*Data section*
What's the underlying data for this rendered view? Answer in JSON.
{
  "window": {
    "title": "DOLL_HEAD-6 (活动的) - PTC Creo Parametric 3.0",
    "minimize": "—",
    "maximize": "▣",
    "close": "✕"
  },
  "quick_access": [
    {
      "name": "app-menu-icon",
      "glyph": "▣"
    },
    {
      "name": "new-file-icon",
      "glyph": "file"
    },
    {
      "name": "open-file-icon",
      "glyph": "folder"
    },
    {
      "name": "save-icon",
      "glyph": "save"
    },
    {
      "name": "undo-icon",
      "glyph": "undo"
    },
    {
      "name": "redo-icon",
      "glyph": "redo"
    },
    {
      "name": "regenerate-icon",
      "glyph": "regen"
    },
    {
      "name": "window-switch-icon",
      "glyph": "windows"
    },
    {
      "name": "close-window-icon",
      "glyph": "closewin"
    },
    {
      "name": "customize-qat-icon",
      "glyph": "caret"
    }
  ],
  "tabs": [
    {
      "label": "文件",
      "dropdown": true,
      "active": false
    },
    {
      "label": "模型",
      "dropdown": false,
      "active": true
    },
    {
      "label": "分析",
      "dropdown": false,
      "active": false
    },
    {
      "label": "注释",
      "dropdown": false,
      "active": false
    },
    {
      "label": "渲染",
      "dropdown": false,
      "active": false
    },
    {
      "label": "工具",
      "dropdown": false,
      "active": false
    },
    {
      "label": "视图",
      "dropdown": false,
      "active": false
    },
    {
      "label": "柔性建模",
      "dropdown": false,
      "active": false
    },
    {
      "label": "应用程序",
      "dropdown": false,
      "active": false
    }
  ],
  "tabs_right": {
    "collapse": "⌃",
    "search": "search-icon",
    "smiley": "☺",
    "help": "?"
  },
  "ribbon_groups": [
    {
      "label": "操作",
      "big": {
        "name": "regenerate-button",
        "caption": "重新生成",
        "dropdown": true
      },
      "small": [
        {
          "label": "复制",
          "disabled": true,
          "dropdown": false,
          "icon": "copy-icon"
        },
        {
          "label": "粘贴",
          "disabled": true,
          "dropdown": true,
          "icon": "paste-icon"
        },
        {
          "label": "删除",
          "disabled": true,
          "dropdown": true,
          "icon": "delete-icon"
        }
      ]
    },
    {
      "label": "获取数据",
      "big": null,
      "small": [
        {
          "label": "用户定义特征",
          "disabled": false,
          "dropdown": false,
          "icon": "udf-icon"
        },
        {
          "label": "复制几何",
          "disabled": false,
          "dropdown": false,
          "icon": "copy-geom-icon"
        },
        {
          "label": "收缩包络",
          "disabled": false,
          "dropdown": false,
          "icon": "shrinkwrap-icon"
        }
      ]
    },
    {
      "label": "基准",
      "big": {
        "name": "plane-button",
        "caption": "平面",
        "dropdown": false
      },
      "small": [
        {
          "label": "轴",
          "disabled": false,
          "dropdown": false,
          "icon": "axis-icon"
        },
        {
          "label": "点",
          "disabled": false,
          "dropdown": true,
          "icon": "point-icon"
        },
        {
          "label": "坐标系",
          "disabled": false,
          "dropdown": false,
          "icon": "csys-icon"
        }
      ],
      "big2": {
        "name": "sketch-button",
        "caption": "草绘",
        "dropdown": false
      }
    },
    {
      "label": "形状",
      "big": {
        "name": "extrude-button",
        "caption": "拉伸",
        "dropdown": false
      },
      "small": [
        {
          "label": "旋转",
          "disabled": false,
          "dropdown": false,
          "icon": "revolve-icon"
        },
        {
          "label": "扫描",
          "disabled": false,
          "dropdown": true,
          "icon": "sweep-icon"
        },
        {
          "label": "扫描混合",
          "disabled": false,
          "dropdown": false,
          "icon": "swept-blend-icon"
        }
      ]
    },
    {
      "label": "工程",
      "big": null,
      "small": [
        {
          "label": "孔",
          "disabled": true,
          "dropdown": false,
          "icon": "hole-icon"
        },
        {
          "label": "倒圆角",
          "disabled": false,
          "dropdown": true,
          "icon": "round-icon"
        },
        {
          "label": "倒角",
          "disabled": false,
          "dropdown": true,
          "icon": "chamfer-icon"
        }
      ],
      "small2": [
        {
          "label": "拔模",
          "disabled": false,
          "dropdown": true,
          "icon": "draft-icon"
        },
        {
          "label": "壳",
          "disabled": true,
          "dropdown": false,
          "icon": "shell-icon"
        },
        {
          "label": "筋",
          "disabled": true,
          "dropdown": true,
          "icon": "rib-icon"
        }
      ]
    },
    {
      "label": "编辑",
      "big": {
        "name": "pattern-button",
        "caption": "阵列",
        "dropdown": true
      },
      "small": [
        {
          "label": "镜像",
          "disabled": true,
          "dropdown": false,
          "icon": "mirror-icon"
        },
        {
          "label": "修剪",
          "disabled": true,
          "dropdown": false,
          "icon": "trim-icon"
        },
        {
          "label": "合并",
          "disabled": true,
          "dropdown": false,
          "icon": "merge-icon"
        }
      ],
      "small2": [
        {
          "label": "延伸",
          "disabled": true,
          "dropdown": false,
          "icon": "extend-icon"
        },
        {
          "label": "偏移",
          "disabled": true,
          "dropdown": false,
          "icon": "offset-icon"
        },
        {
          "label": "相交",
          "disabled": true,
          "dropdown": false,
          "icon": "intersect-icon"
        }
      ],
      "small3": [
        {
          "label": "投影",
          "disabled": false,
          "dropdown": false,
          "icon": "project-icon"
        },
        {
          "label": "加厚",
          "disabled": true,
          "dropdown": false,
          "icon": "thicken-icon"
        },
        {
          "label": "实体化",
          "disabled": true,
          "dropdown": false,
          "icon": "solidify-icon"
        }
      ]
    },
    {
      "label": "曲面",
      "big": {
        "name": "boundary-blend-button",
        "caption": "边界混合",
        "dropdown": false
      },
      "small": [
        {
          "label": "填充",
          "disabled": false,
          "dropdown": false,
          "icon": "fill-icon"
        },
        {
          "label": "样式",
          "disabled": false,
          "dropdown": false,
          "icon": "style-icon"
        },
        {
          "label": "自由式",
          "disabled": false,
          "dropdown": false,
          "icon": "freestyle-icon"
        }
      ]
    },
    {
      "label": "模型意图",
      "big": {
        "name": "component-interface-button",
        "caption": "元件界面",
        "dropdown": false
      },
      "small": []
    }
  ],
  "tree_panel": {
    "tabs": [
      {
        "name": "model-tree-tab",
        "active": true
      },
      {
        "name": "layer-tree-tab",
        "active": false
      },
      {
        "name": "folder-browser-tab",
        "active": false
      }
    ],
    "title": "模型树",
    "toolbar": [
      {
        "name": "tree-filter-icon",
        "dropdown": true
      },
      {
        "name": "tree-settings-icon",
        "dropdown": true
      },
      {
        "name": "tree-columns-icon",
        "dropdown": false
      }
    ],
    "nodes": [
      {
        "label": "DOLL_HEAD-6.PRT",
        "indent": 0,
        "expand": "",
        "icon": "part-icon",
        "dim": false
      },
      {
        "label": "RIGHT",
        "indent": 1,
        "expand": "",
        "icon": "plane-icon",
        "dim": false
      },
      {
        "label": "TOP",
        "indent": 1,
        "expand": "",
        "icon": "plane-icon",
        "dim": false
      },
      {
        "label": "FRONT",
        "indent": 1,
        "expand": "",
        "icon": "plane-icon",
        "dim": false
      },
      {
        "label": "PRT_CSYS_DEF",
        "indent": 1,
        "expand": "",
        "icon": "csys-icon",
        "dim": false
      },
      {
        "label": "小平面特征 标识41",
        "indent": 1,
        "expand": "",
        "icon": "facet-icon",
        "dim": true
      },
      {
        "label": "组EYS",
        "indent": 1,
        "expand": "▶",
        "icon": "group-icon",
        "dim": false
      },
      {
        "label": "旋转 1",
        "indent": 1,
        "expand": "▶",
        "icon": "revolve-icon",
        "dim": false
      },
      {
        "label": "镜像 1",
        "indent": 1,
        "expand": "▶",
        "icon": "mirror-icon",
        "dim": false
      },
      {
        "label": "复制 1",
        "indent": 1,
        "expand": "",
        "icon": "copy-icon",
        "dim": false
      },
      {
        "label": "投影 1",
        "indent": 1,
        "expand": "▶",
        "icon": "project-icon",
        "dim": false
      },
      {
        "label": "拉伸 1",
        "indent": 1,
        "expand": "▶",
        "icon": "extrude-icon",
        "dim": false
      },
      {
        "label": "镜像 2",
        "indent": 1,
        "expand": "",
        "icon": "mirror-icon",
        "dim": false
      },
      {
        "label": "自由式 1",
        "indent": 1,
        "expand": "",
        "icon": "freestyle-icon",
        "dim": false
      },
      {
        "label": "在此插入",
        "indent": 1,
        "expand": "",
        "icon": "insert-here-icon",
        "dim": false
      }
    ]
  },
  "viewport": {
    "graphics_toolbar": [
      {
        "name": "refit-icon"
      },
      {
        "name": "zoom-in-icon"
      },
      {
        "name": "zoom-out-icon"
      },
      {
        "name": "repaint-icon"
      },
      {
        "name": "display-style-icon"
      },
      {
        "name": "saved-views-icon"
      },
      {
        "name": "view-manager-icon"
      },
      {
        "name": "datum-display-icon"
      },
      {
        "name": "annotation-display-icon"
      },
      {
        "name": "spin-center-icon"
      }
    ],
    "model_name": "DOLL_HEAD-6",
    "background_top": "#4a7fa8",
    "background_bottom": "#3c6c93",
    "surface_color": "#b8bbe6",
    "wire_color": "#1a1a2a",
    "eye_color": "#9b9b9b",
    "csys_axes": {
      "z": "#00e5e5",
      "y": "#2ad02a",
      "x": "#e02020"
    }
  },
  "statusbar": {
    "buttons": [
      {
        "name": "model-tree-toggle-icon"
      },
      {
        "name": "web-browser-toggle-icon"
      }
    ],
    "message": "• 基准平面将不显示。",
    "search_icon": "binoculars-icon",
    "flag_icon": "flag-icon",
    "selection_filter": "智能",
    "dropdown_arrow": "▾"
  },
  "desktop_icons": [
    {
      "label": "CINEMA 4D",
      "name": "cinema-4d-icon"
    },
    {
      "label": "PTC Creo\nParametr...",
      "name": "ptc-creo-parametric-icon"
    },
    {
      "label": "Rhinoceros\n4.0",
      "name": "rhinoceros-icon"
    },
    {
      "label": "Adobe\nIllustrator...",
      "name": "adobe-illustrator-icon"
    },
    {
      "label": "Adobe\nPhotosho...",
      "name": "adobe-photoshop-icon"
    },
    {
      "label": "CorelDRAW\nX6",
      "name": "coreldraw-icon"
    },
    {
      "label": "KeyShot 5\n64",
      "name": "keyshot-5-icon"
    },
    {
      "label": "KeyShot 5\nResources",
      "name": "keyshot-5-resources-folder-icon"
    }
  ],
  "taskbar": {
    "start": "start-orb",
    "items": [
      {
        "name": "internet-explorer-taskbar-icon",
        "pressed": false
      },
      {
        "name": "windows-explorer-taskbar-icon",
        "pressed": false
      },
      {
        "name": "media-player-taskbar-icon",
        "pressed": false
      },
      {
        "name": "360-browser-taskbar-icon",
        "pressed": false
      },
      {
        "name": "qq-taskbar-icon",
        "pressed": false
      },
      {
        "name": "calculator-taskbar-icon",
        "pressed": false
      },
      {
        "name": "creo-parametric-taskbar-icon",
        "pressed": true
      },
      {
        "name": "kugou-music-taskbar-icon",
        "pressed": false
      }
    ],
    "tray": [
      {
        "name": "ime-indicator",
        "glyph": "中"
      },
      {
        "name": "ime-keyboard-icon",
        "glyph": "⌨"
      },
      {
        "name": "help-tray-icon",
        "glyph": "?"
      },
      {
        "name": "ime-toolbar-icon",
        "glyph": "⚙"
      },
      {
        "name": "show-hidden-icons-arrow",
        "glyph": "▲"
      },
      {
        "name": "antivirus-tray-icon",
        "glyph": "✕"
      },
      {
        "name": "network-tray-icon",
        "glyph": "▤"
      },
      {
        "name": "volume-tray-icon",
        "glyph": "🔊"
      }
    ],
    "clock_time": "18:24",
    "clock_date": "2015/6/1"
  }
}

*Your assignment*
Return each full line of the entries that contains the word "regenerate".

*Solution to the problem*
      "name": "regenerate-icon",
        "name": "regenerate-button",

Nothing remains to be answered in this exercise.